A central question in Evolutionary Biology is how differences in gene repertoire impact the morphological and physiological diversity of animal species. To tackle this issue, we must consider issues such as gene numbers, orthology assignment, patterns of gene loss, the contribution of gene duplication and the interplay of these genomic events with environmental settings (adaptation). The central long-term objective of the Animal Genetics and Evolution team (AGE) is to elucidate and comprehend the evolution of complex traits and gene networks in Metazoans and their impact on animal physiology, in particular in the context of the Anthropocene Epoch.
The ”Omics” Era exemplified by the extraordinary number of full genome projects currently available, offers a unique and timely opportunity to investigate and to understand the basis of animal physiological diversity.
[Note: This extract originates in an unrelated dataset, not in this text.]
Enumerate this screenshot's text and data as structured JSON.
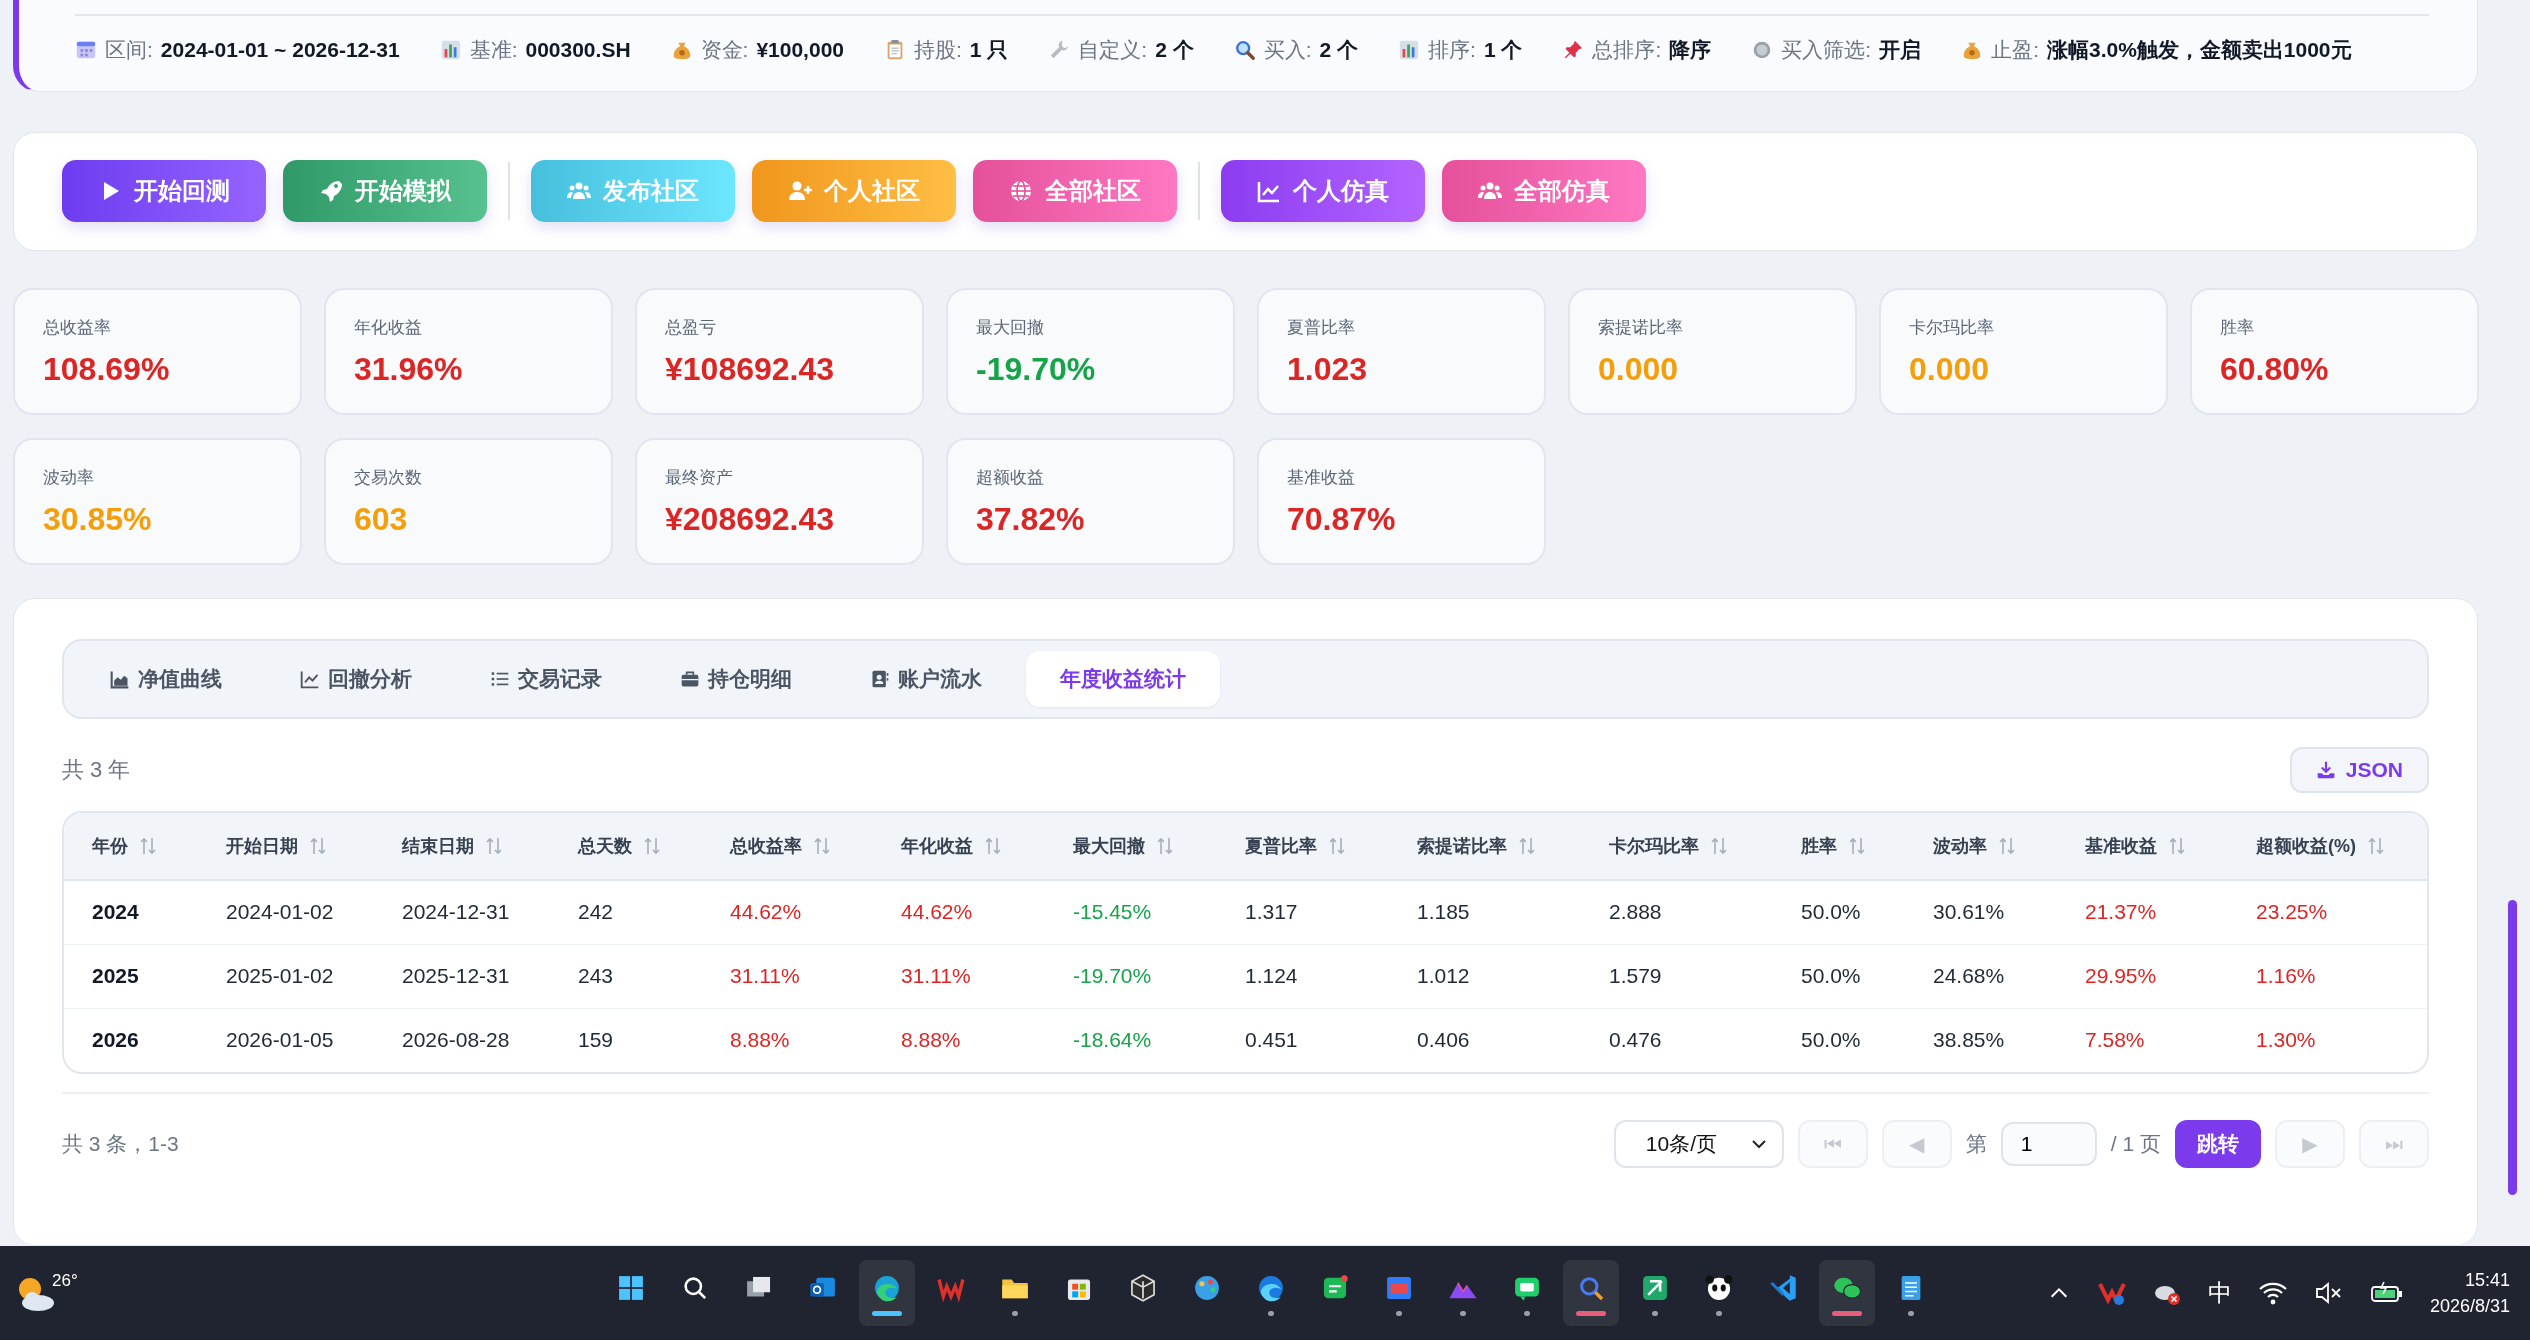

The team has been investigating the impact of life history trajectories in the context of genomic processes affecting gene repertoire (gene loss and duplication). By combining comparative and functional genomics, we are carrying out an extensive characterization of the repertoire of fatty acid biosynthetic genes (desaturases and elongases) and nuclear receptors in species representing key informative phyla (e.g. sponges, bryozoans, annelids, molluscs, cephalochordates, and vertebrates) to address the evolution of lipid physiology and endocrine function in Metazoans, especially in the context of the Anthropocene.